START Task inputs

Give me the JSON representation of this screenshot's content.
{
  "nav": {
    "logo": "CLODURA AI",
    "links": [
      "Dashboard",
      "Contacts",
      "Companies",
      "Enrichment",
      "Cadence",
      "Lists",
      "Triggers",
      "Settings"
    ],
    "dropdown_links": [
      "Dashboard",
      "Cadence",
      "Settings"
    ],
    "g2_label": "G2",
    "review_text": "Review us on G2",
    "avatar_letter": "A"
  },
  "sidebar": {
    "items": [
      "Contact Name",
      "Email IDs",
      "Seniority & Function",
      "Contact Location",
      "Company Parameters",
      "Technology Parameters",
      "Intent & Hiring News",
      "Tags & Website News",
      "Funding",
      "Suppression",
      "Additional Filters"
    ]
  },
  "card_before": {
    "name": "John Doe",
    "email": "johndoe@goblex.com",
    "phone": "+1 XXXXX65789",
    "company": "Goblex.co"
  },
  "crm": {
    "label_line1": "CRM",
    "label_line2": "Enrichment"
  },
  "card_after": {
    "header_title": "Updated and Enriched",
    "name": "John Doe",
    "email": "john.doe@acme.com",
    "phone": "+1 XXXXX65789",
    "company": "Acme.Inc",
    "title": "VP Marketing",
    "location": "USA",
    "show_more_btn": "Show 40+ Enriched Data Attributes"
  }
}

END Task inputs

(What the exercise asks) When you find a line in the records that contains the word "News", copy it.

(Problem solution)
      "Intent & Hiring News",
      "Tags & Website News",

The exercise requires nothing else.